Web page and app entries
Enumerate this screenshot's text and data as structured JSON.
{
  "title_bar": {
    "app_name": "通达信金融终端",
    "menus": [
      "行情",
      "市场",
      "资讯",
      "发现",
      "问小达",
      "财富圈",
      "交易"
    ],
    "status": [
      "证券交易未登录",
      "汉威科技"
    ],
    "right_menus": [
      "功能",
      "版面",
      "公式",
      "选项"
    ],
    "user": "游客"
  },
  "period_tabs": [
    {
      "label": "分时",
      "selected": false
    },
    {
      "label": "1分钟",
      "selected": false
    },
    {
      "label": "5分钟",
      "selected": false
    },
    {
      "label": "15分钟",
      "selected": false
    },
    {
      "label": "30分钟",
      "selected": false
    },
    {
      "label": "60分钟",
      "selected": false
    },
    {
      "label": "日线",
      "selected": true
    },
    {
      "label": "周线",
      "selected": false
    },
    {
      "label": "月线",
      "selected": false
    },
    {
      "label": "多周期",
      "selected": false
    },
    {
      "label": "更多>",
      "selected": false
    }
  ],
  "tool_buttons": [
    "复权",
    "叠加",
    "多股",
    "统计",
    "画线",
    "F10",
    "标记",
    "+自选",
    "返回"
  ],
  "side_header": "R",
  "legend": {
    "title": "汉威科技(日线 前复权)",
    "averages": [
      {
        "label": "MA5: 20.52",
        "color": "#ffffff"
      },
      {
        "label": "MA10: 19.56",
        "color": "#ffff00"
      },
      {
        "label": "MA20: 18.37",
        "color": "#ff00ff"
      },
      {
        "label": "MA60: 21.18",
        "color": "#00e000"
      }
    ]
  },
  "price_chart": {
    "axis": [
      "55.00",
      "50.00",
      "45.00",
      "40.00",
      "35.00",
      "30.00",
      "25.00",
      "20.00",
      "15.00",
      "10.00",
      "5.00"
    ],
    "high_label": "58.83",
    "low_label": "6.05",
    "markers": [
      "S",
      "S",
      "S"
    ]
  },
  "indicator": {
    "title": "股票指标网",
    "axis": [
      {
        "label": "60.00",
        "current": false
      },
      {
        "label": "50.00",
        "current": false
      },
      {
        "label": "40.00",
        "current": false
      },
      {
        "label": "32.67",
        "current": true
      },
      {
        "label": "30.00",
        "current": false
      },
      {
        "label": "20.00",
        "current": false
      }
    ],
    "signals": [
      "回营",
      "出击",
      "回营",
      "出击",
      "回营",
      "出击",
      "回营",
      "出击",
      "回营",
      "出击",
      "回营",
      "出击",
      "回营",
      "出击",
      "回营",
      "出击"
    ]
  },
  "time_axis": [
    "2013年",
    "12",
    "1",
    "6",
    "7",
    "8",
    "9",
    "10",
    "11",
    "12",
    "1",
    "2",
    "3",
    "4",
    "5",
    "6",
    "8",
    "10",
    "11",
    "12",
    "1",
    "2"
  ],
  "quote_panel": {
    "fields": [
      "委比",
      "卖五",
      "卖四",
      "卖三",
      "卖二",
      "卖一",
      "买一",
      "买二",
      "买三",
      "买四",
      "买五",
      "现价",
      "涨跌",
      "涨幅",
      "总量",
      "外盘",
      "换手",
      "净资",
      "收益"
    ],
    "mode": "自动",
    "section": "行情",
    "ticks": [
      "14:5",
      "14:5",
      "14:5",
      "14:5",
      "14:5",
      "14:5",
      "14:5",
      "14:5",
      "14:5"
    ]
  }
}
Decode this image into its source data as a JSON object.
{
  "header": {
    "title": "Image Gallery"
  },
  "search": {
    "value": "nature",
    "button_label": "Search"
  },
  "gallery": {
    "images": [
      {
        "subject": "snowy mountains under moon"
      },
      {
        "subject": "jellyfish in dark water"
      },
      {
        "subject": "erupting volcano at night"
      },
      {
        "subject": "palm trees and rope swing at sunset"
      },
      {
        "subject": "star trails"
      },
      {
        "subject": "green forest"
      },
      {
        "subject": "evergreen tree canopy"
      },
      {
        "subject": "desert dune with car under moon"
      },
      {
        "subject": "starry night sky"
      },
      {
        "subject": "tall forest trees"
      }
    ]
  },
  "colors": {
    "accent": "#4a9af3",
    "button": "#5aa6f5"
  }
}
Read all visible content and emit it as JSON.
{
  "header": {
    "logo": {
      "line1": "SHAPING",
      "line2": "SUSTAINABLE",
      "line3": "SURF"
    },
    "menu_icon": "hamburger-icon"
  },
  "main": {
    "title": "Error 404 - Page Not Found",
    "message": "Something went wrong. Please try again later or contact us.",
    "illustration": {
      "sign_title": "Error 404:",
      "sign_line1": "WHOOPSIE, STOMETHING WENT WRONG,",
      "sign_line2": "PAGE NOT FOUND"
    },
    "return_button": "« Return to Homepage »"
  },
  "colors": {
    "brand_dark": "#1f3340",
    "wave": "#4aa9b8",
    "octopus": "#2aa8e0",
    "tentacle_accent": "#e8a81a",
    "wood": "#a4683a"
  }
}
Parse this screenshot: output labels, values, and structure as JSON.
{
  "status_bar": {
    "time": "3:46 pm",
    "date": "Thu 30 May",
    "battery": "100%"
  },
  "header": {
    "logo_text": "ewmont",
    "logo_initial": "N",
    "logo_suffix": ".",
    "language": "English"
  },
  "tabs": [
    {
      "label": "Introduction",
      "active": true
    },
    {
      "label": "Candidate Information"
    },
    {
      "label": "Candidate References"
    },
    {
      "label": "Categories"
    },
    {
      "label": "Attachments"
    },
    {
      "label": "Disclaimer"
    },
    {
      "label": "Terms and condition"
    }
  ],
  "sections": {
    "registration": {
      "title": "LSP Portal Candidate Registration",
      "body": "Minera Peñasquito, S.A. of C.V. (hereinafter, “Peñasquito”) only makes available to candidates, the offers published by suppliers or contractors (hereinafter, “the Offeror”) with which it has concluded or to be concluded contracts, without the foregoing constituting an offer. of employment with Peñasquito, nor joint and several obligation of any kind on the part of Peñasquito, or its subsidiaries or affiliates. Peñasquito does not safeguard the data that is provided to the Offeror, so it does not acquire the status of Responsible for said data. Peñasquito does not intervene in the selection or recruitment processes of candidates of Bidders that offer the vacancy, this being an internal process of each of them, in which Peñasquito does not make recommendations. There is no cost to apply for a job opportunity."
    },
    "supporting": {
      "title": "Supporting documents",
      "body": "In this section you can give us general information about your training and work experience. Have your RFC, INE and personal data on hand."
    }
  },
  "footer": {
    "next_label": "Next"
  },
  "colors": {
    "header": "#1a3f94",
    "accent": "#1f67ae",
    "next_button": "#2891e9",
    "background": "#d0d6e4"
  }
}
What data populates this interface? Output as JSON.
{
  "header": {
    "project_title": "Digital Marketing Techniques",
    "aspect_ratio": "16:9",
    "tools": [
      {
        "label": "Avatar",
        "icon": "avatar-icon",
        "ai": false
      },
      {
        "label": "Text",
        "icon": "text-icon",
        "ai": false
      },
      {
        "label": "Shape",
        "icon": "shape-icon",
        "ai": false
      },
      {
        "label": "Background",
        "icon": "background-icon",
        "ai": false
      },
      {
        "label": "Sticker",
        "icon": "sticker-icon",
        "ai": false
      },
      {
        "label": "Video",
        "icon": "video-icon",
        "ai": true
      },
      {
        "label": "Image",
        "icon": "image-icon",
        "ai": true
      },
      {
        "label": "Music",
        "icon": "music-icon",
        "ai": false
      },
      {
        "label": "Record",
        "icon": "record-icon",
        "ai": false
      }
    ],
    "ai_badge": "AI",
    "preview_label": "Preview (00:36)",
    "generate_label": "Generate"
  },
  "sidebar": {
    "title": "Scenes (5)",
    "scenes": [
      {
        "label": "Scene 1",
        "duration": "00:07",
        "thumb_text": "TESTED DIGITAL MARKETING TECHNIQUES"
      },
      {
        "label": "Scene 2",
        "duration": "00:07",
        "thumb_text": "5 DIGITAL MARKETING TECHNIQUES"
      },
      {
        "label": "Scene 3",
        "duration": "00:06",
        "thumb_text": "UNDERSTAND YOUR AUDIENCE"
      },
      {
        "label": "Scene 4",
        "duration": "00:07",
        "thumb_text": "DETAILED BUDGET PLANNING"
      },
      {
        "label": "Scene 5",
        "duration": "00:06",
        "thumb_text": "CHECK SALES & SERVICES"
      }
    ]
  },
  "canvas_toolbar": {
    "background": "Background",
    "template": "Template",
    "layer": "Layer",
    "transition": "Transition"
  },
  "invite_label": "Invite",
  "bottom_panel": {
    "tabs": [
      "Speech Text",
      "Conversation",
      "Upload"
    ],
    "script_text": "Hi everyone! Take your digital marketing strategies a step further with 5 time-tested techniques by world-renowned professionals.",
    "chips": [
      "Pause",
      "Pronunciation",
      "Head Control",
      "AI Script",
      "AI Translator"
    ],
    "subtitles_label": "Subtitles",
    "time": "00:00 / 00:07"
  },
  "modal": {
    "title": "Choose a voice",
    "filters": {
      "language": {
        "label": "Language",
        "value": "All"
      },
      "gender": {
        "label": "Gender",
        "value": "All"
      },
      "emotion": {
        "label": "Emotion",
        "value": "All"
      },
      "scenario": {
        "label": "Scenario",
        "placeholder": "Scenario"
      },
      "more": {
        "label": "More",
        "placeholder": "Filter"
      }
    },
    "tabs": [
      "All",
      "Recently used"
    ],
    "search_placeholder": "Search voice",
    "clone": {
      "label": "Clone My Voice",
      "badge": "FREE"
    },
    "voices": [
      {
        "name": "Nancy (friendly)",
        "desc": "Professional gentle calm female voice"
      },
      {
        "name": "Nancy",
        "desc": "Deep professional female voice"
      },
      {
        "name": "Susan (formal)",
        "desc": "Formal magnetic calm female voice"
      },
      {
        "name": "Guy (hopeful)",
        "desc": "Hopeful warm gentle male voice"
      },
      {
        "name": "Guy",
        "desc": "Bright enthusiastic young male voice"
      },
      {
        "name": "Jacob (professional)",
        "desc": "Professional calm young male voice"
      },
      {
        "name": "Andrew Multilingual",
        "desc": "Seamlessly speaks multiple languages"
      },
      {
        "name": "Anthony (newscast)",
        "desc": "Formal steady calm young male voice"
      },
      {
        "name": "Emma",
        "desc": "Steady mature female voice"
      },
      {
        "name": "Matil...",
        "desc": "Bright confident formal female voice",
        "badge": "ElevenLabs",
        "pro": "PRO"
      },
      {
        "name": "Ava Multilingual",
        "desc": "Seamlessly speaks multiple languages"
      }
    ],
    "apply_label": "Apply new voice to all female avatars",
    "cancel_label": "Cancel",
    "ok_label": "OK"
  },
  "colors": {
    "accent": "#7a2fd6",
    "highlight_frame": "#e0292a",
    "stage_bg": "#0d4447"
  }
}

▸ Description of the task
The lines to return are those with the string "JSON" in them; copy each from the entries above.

▸ Output for this exercise
Enumerate this screenshot's text and data as structured JSON.
Decode this image into its source data as a JSON object.
Read all visible content and emit it as JSON.
Parse this screenshot: output labels, values, and structure as JSON.
What data populates this interface? Output as JSON.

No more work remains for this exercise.